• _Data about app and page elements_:
[Start of section]

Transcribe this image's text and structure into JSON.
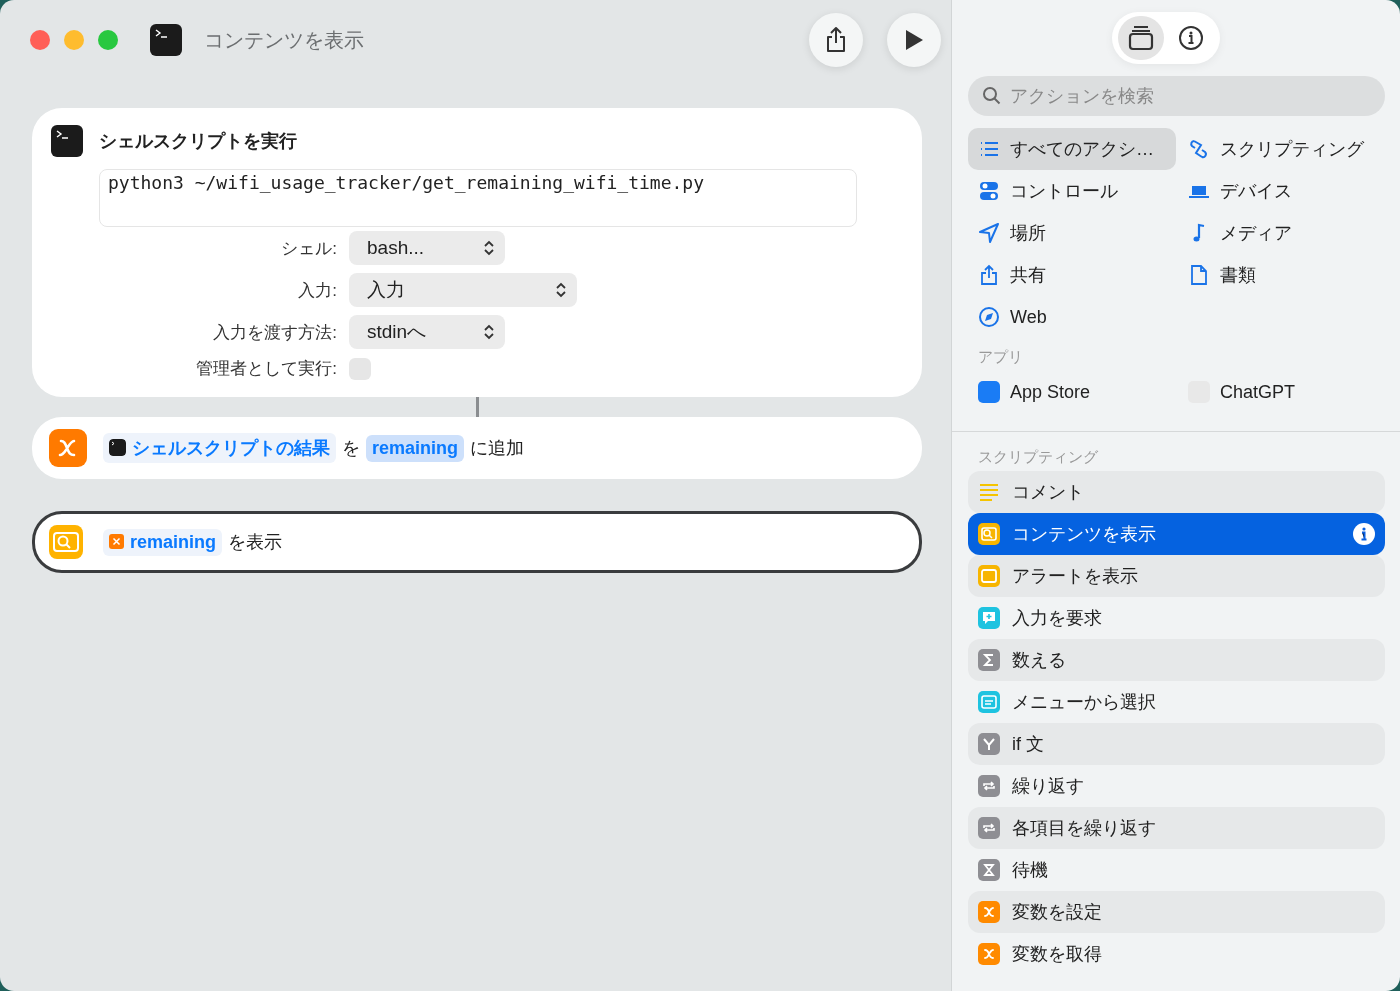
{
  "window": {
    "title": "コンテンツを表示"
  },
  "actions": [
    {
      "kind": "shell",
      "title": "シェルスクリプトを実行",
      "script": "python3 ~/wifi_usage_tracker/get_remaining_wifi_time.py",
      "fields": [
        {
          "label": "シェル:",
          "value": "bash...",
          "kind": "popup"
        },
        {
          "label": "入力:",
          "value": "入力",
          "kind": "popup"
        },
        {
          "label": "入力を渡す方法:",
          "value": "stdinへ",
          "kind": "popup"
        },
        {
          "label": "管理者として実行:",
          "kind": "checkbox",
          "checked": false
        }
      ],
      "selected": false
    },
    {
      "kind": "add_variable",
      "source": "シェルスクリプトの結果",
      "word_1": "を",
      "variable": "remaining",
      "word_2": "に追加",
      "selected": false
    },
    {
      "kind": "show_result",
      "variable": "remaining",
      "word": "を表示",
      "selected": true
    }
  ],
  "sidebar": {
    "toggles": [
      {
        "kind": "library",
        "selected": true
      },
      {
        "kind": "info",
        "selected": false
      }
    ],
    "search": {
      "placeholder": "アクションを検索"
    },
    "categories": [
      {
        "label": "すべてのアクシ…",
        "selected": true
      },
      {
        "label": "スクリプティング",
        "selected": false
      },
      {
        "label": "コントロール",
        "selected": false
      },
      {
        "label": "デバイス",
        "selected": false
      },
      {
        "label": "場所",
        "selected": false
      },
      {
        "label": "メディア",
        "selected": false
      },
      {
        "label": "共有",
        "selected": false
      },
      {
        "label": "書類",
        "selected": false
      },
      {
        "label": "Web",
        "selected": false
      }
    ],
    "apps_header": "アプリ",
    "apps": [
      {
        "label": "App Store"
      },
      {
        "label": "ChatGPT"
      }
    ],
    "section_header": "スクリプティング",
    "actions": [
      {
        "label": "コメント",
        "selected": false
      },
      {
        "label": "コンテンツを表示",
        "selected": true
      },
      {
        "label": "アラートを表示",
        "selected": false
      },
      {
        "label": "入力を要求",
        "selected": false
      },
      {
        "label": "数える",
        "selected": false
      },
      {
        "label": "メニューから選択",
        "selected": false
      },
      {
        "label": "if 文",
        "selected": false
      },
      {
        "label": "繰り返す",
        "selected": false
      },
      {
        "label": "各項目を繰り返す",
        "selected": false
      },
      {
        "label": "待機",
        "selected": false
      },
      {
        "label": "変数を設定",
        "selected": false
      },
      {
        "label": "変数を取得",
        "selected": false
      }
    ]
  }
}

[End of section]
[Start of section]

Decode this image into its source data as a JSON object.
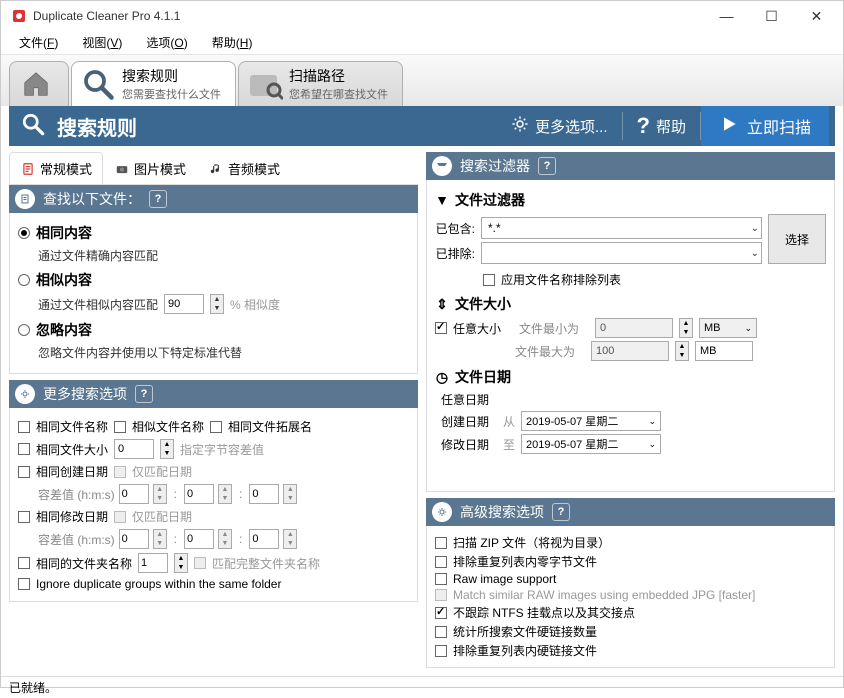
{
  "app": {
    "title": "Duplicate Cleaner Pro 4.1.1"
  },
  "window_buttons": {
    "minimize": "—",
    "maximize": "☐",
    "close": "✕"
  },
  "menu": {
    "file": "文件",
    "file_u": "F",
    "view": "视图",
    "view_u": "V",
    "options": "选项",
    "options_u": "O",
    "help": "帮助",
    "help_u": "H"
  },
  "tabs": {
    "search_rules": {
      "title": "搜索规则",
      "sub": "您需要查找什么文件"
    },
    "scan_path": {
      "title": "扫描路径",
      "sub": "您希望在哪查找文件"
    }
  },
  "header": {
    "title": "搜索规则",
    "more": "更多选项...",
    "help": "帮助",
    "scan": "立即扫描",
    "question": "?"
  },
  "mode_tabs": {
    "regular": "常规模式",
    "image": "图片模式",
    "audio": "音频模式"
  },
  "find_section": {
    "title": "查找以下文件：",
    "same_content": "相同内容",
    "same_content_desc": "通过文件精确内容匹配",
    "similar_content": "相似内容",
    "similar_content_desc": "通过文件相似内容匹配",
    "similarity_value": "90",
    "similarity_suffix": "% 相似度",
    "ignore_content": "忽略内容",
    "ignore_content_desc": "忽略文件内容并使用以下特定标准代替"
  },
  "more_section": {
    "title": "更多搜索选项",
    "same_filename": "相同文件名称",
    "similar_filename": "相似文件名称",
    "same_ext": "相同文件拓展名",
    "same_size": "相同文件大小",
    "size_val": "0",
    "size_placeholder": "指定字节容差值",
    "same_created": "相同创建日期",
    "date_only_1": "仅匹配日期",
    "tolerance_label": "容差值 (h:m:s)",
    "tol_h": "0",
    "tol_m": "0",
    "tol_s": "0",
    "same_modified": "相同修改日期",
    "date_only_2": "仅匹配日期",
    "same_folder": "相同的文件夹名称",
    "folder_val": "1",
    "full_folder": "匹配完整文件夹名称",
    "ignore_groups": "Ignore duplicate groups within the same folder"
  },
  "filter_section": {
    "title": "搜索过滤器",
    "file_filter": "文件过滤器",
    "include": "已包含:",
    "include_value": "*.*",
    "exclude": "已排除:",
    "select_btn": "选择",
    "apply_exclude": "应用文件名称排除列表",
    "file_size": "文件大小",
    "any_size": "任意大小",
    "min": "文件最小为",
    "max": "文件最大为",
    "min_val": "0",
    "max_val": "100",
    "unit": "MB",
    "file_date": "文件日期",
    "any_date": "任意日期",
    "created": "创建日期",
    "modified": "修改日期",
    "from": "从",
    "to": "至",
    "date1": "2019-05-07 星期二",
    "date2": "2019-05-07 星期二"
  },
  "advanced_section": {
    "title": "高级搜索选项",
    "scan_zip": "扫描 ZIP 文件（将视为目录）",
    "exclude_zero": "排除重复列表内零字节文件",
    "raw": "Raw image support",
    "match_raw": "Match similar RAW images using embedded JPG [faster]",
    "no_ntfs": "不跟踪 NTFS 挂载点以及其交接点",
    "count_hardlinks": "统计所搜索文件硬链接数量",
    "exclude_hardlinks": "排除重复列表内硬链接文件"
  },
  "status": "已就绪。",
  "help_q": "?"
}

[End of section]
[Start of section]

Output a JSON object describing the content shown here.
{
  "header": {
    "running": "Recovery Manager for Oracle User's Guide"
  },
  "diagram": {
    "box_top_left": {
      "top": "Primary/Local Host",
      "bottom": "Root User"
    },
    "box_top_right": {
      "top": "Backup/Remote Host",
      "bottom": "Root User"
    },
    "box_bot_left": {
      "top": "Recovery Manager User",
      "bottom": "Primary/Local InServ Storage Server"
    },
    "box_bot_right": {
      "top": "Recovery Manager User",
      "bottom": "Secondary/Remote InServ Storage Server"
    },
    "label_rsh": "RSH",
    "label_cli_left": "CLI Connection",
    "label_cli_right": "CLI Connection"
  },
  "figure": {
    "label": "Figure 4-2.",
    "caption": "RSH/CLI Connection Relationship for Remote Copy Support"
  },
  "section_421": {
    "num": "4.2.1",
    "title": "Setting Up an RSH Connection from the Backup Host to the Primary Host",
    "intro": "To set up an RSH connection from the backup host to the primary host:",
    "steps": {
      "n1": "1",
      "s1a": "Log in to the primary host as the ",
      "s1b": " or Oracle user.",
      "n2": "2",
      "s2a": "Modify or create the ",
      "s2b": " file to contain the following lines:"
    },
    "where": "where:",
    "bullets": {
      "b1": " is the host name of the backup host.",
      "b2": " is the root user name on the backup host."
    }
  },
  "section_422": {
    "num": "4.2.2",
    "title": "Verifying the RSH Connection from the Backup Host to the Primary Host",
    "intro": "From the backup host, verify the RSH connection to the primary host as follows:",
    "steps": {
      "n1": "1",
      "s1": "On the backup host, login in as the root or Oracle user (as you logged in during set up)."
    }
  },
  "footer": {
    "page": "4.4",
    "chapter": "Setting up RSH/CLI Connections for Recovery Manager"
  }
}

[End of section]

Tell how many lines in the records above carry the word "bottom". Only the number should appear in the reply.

4